• **Required work**: Search the data for the string "content" and extract every line where it appears.

***** Input data *****

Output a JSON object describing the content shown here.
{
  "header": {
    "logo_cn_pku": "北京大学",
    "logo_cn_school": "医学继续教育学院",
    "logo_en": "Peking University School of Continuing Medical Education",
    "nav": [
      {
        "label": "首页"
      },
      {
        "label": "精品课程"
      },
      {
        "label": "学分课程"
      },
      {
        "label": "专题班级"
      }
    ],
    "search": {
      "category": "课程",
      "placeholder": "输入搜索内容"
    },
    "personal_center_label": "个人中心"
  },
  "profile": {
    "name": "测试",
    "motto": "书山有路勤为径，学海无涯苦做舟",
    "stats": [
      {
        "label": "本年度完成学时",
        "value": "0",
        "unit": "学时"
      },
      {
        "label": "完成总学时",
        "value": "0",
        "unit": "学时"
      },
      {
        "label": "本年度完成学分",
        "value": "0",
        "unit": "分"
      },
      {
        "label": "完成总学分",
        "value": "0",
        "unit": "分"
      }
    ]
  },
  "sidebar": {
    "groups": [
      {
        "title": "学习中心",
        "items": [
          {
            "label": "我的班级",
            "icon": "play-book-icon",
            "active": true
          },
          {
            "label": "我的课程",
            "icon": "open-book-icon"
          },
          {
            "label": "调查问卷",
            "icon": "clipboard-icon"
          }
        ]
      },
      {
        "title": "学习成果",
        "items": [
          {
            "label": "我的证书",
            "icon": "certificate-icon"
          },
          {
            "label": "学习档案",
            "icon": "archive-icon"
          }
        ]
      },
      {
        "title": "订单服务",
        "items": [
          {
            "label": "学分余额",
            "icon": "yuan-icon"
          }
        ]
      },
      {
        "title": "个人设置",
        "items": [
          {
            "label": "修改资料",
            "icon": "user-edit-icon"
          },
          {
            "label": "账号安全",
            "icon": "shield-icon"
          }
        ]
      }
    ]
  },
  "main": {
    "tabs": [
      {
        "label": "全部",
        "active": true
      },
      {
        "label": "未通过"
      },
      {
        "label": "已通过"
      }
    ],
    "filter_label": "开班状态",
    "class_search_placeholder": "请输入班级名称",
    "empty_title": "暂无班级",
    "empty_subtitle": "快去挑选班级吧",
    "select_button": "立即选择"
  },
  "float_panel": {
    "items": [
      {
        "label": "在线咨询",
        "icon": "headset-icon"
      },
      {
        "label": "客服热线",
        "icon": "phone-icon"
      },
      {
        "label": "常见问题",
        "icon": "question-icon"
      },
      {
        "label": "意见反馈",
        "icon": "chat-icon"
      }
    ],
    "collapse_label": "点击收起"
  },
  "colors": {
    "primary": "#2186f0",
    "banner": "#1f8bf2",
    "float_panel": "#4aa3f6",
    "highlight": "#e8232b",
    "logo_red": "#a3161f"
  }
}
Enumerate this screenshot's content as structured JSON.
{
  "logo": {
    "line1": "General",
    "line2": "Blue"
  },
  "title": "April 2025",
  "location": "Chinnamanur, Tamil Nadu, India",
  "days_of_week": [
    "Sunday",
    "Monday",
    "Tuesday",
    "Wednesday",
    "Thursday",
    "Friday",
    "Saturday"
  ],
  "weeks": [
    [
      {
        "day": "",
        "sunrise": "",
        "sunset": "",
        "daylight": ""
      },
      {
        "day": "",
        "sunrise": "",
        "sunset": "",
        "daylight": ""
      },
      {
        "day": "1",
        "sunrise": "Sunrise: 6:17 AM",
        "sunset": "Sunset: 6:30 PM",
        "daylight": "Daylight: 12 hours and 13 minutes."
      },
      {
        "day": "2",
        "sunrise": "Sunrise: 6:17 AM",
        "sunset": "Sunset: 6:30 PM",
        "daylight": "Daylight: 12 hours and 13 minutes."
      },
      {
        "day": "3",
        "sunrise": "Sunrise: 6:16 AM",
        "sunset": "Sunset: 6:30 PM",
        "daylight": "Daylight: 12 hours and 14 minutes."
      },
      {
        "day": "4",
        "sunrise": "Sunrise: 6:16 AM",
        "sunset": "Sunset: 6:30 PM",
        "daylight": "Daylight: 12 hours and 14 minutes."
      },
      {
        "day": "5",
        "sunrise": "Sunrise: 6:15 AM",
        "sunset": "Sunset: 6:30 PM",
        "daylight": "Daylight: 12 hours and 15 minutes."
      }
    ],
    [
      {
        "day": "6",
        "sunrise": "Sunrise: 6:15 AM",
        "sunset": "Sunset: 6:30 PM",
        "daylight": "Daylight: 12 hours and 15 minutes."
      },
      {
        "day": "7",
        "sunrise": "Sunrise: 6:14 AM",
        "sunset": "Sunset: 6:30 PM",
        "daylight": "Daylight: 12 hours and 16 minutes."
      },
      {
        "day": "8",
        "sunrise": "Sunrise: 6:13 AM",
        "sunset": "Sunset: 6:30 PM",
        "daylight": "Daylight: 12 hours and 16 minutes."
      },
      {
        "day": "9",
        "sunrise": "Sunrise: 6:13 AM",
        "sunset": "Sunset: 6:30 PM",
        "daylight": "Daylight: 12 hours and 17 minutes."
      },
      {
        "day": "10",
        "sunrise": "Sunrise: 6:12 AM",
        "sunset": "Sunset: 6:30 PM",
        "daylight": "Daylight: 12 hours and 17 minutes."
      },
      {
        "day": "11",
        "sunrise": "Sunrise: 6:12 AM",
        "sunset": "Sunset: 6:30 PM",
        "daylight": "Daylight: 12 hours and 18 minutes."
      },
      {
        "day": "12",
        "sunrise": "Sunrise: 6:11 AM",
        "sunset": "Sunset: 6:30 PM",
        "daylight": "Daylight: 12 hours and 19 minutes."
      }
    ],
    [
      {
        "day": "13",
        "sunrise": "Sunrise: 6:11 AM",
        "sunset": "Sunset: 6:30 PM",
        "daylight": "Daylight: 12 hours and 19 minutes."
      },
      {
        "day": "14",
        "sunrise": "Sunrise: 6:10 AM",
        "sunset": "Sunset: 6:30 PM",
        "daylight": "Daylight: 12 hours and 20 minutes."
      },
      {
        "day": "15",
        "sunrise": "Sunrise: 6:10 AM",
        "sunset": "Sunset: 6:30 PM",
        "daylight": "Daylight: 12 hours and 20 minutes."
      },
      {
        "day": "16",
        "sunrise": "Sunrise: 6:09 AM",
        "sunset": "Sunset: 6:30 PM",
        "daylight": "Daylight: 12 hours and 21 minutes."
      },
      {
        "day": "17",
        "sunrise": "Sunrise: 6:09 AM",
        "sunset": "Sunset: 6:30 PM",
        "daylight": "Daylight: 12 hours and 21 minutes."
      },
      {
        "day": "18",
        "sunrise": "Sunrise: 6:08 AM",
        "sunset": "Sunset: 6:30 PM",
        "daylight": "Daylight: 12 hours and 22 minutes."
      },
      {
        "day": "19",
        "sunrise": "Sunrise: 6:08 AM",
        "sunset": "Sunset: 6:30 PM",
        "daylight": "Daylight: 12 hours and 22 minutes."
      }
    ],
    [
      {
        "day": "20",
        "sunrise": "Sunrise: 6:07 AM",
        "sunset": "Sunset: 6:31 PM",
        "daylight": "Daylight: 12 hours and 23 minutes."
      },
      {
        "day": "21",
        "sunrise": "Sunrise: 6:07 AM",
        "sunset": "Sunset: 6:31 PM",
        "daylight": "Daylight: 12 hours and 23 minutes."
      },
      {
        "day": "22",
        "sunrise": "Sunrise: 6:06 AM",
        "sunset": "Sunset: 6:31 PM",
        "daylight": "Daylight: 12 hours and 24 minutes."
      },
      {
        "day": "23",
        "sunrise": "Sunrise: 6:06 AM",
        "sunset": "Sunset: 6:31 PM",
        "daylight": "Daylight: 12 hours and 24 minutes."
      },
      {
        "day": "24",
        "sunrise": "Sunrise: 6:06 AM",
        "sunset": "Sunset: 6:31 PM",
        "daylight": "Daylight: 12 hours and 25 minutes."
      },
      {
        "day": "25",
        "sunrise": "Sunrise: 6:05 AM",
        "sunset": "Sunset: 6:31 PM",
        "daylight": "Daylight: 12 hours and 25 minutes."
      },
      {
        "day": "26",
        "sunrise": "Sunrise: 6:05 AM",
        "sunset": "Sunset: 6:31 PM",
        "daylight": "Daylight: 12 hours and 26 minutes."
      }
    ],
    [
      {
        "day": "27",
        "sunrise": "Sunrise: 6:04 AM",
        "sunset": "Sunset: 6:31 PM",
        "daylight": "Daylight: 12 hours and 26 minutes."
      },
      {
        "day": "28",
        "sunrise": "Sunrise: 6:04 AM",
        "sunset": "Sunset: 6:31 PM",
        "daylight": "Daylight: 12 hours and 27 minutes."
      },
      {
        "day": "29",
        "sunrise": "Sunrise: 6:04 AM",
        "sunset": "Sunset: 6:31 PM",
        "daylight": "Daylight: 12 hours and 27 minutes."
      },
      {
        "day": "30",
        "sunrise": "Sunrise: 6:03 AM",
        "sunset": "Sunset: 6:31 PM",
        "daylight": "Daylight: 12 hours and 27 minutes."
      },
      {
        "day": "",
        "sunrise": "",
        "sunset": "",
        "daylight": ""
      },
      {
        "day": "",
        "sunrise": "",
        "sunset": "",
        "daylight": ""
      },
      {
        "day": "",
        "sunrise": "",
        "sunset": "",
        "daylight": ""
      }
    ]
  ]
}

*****

• **Solution to the problem**:
Output a JSON object describing the content shown here.
Enumerate this screenshot's content as structured JSON.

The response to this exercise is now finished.